Exercise aim:
Print out the records precisely, keeping each line identical to its source.

Entries supplied:

------------------------------------------------

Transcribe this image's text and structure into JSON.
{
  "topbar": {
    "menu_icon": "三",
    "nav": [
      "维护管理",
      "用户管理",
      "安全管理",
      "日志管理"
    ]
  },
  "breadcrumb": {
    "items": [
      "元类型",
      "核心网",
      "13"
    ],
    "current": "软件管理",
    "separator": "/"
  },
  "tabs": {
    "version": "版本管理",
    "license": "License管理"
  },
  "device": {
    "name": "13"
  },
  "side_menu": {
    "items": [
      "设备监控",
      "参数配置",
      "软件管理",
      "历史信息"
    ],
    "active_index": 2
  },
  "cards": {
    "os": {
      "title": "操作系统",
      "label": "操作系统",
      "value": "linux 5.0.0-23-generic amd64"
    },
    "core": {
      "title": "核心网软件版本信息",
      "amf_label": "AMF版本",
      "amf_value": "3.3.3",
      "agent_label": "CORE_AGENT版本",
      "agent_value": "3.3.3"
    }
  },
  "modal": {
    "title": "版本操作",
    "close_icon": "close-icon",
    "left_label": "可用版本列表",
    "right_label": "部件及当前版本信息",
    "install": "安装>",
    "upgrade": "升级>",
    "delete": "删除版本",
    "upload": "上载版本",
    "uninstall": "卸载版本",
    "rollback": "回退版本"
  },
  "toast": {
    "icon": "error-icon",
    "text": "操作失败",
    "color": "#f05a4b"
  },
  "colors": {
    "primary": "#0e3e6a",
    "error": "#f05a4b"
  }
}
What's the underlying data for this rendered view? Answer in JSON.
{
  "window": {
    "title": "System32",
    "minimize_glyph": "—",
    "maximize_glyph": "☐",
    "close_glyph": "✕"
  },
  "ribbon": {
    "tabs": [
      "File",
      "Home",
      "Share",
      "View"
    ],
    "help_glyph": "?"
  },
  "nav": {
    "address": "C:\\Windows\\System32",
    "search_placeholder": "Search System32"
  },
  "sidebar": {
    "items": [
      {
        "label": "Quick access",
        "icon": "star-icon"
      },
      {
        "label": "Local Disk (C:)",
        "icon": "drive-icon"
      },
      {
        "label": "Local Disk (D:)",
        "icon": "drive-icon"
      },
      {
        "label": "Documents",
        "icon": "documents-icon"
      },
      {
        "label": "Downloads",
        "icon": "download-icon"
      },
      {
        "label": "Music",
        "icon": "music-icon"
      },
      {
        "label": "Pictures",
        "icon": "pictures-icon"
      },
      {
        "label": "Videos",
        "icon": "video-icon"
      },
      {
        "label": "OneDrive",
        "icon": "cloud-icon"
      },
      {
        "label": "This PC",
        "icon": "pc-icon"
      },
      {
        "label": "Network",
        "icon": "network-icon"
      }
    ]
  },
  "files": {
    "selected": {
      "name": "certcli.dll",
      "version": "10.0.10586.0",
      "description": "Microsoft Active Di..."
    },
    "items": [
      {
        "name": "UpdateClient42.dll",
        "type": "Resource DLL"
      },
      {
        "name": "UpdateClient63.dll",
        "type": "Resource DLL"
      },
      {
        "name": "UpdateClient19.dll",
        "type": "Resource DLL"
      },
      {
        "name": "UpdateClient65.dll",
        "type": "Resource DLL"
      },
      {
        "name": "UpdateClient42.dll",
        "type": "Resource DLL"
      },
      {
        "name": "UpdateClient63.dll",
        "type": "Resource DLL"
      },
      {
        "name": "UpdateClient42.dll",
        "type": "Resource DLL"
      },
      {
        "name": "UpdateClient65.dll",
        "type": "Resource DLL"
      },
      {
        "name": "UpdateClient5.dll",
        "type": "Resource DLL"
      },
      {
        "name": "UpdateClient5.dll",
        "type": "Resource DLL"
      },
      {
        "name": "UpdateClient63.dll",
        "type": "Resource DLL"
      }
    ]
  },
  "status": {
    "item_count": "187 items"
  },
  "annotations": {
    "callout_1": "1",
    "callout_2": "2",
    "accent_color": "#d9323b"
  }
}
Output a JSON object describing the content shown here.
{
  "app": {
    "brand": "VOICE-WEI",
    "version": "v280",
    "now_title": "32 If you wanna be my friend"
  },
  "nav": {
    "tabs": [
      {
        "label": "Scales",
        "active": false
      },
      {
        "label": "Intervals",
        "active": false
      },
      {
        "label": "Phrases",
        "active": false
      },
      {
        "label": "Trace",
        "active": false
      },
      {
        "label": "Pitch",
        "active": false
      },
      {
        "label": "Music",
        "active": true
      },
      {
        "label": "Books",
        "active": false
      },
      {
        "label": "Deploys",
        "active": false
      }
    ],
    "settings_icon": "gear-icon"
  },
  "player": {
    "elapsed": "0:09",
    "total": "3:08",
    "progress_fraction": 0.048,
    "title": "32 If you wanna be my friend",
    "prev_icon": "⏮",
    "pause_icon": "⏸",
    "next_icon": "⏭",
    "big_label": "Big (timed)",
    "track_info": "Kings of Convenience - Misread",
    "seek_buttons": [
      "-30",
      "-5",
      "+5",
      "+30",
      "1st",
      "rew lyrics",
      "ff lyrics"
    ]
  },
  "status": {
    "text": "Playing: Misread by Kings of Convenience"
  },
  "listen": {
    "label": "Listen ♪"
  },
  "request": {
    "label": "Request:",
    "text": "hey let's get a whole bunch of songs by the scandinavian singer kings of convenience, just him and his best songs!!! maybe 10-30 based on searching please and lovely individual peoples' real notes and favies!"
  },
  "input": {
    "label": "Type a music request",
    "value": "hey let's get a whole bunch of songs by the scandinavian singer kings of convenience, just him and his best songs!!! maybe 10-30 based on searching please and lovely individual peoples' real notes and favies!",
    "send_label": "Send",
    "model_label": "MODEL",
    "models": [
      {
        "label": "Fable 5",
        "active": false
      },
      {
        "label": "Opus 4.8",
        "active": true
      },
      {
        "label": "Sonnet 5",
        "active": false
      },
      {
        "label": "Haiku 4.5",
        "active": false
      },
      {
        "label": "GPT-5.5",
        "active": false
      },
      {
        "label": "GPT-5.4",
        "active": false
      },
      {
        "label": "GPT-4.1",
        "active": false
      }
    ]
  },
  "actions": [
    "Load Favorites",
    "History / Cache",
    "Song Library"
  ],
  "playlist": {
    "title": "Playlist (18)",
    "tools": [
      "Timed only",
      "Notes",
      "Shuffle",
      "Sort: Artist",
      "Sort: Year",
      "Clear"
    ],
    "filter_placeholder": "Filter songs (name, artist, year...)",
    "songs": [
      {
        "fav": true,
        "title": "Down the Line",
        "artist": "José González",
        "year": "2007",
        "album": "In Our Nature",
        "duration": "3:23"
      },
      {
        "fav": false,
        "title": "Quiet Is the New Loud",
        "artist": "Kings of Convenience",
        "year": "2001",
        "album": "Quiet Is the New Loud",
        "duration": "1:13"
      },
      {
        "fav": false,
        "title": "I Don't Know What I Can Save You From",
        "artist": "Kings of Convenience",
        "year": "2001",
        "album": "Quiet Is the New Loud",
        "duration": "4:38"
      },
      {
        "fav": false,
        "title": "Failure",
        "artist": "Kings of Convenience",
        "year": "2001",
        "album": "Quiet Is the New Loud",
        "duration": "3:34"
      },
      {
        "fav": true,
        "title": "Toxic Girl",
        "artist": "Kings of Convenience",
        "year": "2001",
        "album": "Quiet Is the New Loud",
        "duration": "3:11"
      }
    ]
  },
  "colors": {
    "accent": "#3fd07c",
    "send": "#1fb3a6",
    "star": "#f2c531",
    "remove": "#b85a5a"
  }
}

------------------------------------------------

Result below:
Transcribe this image's text and structure into JSON.
{
  "topbar": {
    "menu_icon": "三",
    "nav": [
      "维护管理",
      "用户管理",
      "安全管理",
      "日志管理"
    ]
  },
  "breadcrumb": {
    "items": [
      "元类型",
      "核心网",
      "13"
    ],
    "current": "软件管理",
    "separator": "/"
  },
  "tabs": {
    "version": "版本管理",
    "license": "License管理"
  },
  "device": {
    "name": "13"
  },
  "side_menu": {
    "items": [
      "设备监控",
      "参数配置",
      "软件管理",
      "历史信息"
    ],
    "active_index": 2
  },
  "cards": {
    "os": {
      "title": "操作系统",
      "label": "操作系统",
      "value": "linux 5.0.0-23-generic amd64"
    },
    "core": {
      "title": "核心网软件版本信息",
      "amf_label": "AMF版本",
      "amf_value": "3.3.3",
      "agent_label": "CORE_AGENT版本",
      "agent_value": "3.3.3"
    }
  },
  "modal": {
    "title": "版本操作",
    "close_icon": "close-icon",
    "left_label": "可用版本列表",
    "right_label": "部件及当前版本信息",
    "install": "安装>",
    "upgrade": "升级>",
    "delete": "删除版本",
    "upload": "上载版本",
    "uninstall": "卸载版本",
    "rollback": "回退版本"
  },
  "toast": {
    "icon": "error-icon",
    "text": "操作失败",
    "color": "#f05a4b"
  },
  "colors": {
    "primary": "#0e3e6a",
    "error": "#f05a4b"
  }
}
What's the underlying data for this rendered view? Answer in JSON.
{
  "window": {
    "title": "System32",
    "minimize_glyph": "—",
    "maximize_glyph": "☐",
    "close_glyph": "✕"
  },
  "ribbon": {
    "tabs": [
      "File",
      "Home",
      "Share",
      "View"
    ],
    "help_glyph": "?"
  },
  "nav": {
    "address": "C:\\Windows\\System32",
    "search_placeholder": "Search System32"
  },
  "sidebar": {
    "items": [
      {
        "label": "Quick access",
        "icon": "star-icon"
      },
      {
        "label": "Local Disk (C:)",
        "icon": "drive-icon"
      },
      {
        "label": "Local Disk (D:)",
        "icon": "drive-icon"
      },
      {
        "label": "Documents",
        "icon": "documents-icon"
      },
      {
        "label": "Downloads",
        "icon": "download-icon"
      },
      {
        "label": "Music",
        "icon": "music-icon"
      },
      {
        "label": "Pictures",
        "icon": "pictures-icon"
      },
      {
        "label": "Videos",
        "icon": "video-icon"
      },
      {
        "label": "OneDrive",
        "icon": "cloud-icon"
      },
      {
        "label": "This PC",
        "icon": "pc-icon"
      },
      {
        "label": "Network",
        "icon": "network-icon"
      }
    ]
  },
  "files": {
    "selected": {
      "name": "certcli.dll",
      "version": "10.0.10586.0",
      "description": "Microsoft Active Di..."
    },
    "items": [
      {
        "name": "UpdateClient42.dll",
        "type": "Resource DLL"
      },
      {
        "name": "UpdateClient63.dll",
        "type": "Resource DLL"
      },
      {
        "name": "UpdateClient19.dll",
        "type": "Resource DLL"
      },
      {
        "name": "UpdateClient65.dll",
        "type": "Resource DLL"
      },
      {
        "name": "UpdateClient42.dll",
        "type": "Resource DLL"
      },
      {
        "name": "UpdateClient63.dll",
        "type": "Resource DLL"
      },
      {
        "name": "UpdateClient42.dll",
        "type": "Resource DLL"
      },
      {
        "name": "UpdateClient65.dll",
        "type": "Resource DLL"
      },
      {
        "name": "UpdateClient5.dll",
        "type": "Resource DLL"
      },
      {
        "name": "UpdateClient5.dll",
        "type": "Resource DLL"
      },
      {
        "name": "UpdateClient63.dll",
        "type": "Resource DLL"
      }
    ]
  },
  "status": {
    "item_count": "187 items"
  },
  "annotations": {
    "callout_1": "1",
    "callout_2": "2",
    "accent_color": "#d9323b"
  }
}
Output a JSON object describing the content shown here.
{
  "app": {
    "brand": "VOICE-WEI",
    "version": "v280",
    "now_title": "32 If you wanna be my friend"
  },
  "nav": {
    "tabs": [
      {
        "label": "Scales",
        "active": false
      },
      {
        "label": "Intervals",
        "active": false
      },
      {
        "label": "Phrases",
        "active": false
      },
      {
        "label": "Trace",
        "active": false
      },
      {
        "label": "Pitch",
        "active": false
      },
      {
        "label": "Music",
        "active": true
      },
      {
        "label": "Books",
        "active": false
      },
      {
        "label": "Deploys",
        "active": false
      }
    ],
    "settings_icon": "gear-icon"
  },
  "player": {
    "elapsed": "0:09",
    "total": "3:08",
    "progress_fraction": 0.048,
    "title": "32 If you wanna be my friend",
    "prev_icon": "⏮",
    "pause_icon": "⏸",
    "next_icon": "⏭",
    "big_label": "Big (timed)",
    "track_info": "Kings of Convenience - Misread",
    "seek_buttons": [
      "-30",
      "-5",
      "+5",
      "+30",
      "1st",
      "rew lyrics",
      "ff lyrics"
    ]
  },
  "status": {
    "text": "Playing: Misread by Kings of Convenience"
  },
  "listen": {
    "label": "Listen ♪"
  },
  "request": {
    "label": "Request:",
    "text": "hey let's get a whole bunch of songs by the scandinavian singer kings of convenience, just him and his best songs!!! maybe 10-30 based on searching please and lovely individual peoples' real notes and favies!"
  },
  "input": {
    "label": "Type a music request",
    "value": "hey let's get a whole bunch of songs by the scandinavian singer kings of convenience, just him and his best songs!!! maybe 10-30 based on searching please and lovely individual peoples' real notes and favies!",
    "send_label": "Send",
    "model_label": "MODEL",
    "models": [
      {
        "label": "Fable 5",
        "active": false
      },
      {
        "label": "Opus 4.8",
        "active": true
      },
      {
        "label": "Sonnet 5",
        "active": false
      },
      {
        "label": "Haiku 4.5",
        "active": false
      },
      {
        "label": "GPT-5.5",
        "active": false
      },
      {
        "label": "GPT-5.4",
        "active": false
      },
      {
        "label": "GPT-4.1",
        "active": false
      }
    ]
  },
  "actions": [
    "Load Favorites",
    "History / Cache",
    "Song Library"
  ],
  "playlist": {
    "title": "Playlist (18)",
    "tools": [
      "Timed only",
      "Notes",
      "Shuffle",
      "Sort: Artist",
      "Sort: Year",
      "Clear"
    ],
    "filter_placeholder": "Filter songs (name, artist, year...)",
    "songs": [
      {
        "fav": true,
        "title": "Down the Line",
        "artist": "José González",
        "year": "2007",
        "album": "In Our Nature",
        "duration": "3:23"
      },
      {
        "fav": false,
        "title": "Quiet Is the New Loud",
        "artist": "Kings of Convenience",
        "year": "2001",
        "album": "Quiet Is the New Loud",
        "duration": "1:13"
      },
      {
        "fav": false,
        "title": "I Don't Know What I Can Save You From",
        "artist": "Kings of Convenience",
        "year": "2001",
        "album": "Quiet Is the New Loud",
        "duration": "4:38"
      },
      {
        "fav": false,
        "title": "Failure",
        "artist": "Kings of Convenience",
        "year": "2001",
        "album": "Quiet Is the New Loud",
        "duration": "3:34"
      },
      {
        "fav": true,
        "title": "Toxic Girl",
        "artist": "Kings of Convenience",
        "year": "2001",
        "album": "Quiet Is the New Loud",
        "duration": "3:11"
      }
    ]
  },
  "colors": {
    "accent": "#3fd07c",
    "send": "#1fb3a6",
    "star": "#f2c531",
    "remove": "#b85a5a"
  }
}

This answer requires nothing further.